Now is the time to prepare your video output. The model-B comes with a composite out and a mini HDMI connection. HDMI cables tend to be bulky and inflexible so I didn’t want a HDMI extension inside my Speccy; instead I opted for a VGA adapter. As with the USB hub, it was necessary to strip away the casing to fit it into a tighter space. Again, have this plugged in when you make the final placement of the Pi. You can see how I arranged my USB and VGA ports below.
If like me you want the keep the power socket in the original power socket’s place, also take care that any ports you place in the expansion bay leave sufficient room for your USB Micro-B extension on the right-hand side.
This is good time to reconnect audio and composite ports. Solder long wires to the composite and audio connectors. Now you can place them on the appropriate holes at the back and judge how long the wires will need to be, as shown below.
Still leaving more length than you require, strip and tin the wires, then solder them to the Pi, carefully matching each connection to where it originally went.
Fixing all the components
Lay everything down one last time and ensure everything fits in place, adjusting any cables that may be bent into a springy position that is likely to pop out or dislodge something. Also make a final check of how your top half fits on to your bottom half to ensure your Arduino fits and the membranes won’t be damaged. If you’re happy with how it all goes in, you can now glue everything down. I used a glue gun for this – be excessive with your ports because they are going to get wiggled and may come away. I found that type-A USB heads made the perfect spacers to raise my power, composite and audio sockets at the back, lining them up nicely with the holes.
I also glued my internal cables down, but left the Pi unglued. It is effectively suspended by all the cabling attached to it, so it places no pressure on the board’s sockets. You could glue sponges underneath and overhead to cushion it if you wish, but ensure you’re not putting the sponges where the pi will get hot!!!
Here is my project with all the components in place.
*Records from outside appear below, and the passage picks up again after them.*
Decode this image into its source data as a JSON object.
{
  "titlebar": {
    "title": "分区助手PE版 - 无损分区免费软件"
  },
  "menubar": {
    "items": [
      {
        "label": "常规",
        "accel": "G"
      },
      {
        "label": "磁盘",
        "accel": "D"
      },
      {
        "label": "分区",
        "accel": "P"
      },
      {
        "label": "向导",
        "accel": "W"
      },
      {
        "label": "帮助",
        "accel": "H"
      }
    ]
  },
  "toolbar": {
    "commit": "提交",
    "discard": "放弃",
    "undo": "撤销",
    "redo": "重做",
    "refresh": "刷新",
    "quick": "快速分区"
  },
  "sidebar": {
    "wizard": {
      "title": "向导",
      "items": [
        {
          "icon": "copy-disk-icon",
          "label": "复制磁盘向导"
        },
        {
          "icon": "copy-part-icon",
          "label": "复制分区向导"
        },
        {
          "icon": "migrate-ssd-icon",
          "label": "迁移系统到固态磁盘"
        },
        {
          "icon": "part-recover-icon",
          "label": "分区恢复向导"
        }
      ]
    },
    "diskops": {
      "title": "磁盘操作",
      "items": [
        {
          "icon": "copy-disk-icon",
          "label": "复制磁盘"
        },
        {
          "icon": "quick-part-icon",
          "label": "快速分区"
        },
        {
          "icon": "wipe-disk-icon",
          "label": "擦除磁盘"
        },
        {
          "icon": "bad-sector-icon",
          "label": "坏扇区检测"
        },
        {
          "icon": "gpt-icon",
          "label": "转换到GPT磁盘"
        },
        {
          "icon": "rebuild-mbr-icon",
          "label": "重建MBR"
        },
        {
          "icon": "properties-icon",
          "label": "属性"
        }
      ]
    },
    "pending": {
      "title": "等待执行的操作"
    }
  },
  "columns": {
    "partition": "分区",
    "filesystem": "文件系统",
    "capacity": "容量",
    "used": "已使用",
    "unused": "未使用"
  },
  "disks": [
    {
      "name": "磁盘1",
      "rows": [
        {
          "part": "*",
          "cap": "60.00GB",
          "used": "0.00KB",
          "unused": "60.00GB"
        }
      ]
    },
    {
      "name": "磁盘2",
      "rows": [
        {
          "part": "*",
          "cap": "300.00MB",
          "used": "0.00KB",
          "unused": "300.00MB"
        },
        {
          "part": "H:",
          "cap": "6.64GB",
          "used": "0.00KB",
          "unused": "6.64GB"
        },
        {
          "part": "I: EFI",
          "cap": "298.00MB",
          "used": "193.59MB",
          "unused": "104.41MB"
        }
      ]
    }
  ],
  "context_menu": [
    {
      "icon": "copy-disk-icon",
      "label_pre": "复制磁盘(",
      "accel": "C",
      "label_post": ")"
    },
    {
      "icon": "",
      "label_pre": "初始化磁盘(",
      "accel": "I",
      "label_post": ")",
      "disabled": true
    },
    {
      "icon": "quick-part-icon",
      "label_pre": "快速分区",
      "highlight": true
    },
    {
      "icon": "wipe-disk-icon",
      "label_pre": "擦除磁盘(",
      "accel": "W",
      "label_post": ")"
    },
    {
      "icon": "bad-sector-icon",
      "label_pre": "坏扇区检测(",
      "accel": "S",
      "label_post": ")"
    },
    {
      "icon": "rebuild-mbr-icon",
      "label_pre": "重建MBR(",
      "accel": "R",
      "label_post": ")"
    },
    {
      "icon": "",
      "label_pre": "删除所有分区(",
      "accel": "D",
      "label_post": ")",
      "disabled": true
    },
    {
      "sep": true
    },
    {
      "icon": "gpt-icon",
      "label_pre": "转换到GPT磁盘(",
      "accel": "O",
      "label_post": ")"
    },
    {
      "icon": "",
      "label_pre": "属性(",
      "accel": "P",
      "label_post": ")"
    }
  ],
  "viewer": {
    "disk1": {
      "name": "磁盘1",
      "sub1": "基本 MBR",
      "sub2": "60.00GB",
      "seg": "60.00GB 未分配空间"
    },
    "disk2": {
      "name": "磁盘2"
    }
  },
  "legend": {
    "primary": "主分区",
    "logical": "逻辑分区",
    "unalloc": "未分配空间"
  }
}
The final thing before you put the casing back together is to use your type-A USB extension cable. If you have the spare wire and a male and female USB type-A connector, you can easily make a tiny extension cable. I used 5cm sections of single-core wire. Ensure the connectors are the same way up and join the connectors as shown below. This will be very compact and bend according to the positions of the hub and Arduino, so it is ideal for minimising physical stress on the components.
Plug one end into your USB hub on the bottom, using an internal port. Then plug the other end into the Leonardo or LeoStick on the top. That’s it – that’s your ZX Spectrum’s keyboard connected to the Raspberry Pi. Nice and easy to put together, or take apart again if you need to.
You can now place the two halves together (careful not to squish anything – especially your membrane ribbons), and pop the screws back in. Congratulations on your Speccy-Pi with working USB-Spectrum keyboard! I hope you’ve enjoyed this project as much as I did.